Background The optimal antithrombotic regimen in patients with atrial fibrillation (AF) undergoing drug-eluting stent (DES) implantation for complex coronary artery disease is unclear. We compared the net clinical outcomes of triple antithrombotic therapy (TAT; aspirin, thienopyridine, and warfarin) and dual antiplatelet therapy (DAPT; aspirin and thienopyridine) in AF patients who had undergone DES implantation. Methods A total of 367 patients were enrolled and analyzed retrospectively; 131 patients (35.7%) received TAT and 236 patients (64.3%) received DAPT. DAPT and warfarin were maintained for a minimum of 12 and 24 months, respectively. The primary endpoint was the 2-year net clinical outcomes, a composite of major bleeding and major adverse cardiac and cerebral events (MACCE). Propensity score-matching analysis was carried out in 99 patient pairs. Results The 2-year net clinical outcomes of the TAT group were worse than those of the DAPT group (34.3 vs. 21.1%, P=0.006), which was mainly due to the higher incidence of major bleeding (16.7 vs. 4.6%, P<0.001), without any significant increase in MACCE (22.1 vs. 17.7%, P=0.313). In the multivariate analysis, TAT was an independent predictor of worse net clinical outcomes (odds ratio 1.63, 95% confidence interval 1.06-2.50) and major bleeding (odds ratio 3.54, 95% confidence interval 1.65-7.58). After propensity score matching, the TAT group still had worse net clinical outcomes and a higher incidence of major bleeding compared with the DAPT group. Conclusion In AF patients undergoing DES implantation, prolonged administration of TAT may be harmful due to the substantial increase in the risk for major bleeding without any reduction in MACCE.

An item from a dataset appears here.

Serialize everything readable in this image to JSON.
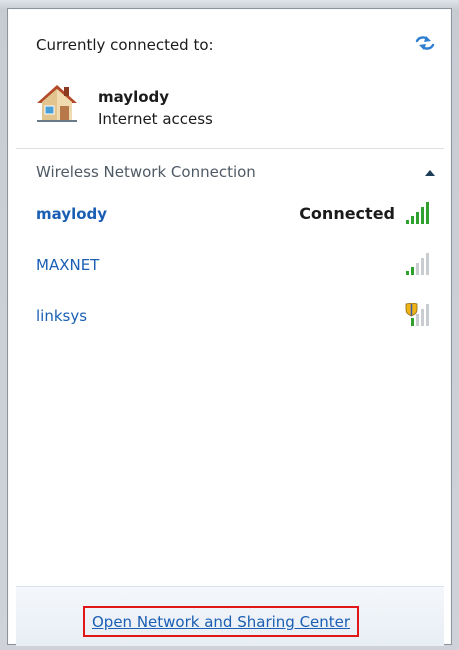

- atrial fibrillation
- drug-eluting stent
- dual antiplatelet therapy
- triple antithrombotic therapy
ASJC Scopus subject areas
- Cardiology and Cardiovascular Medicine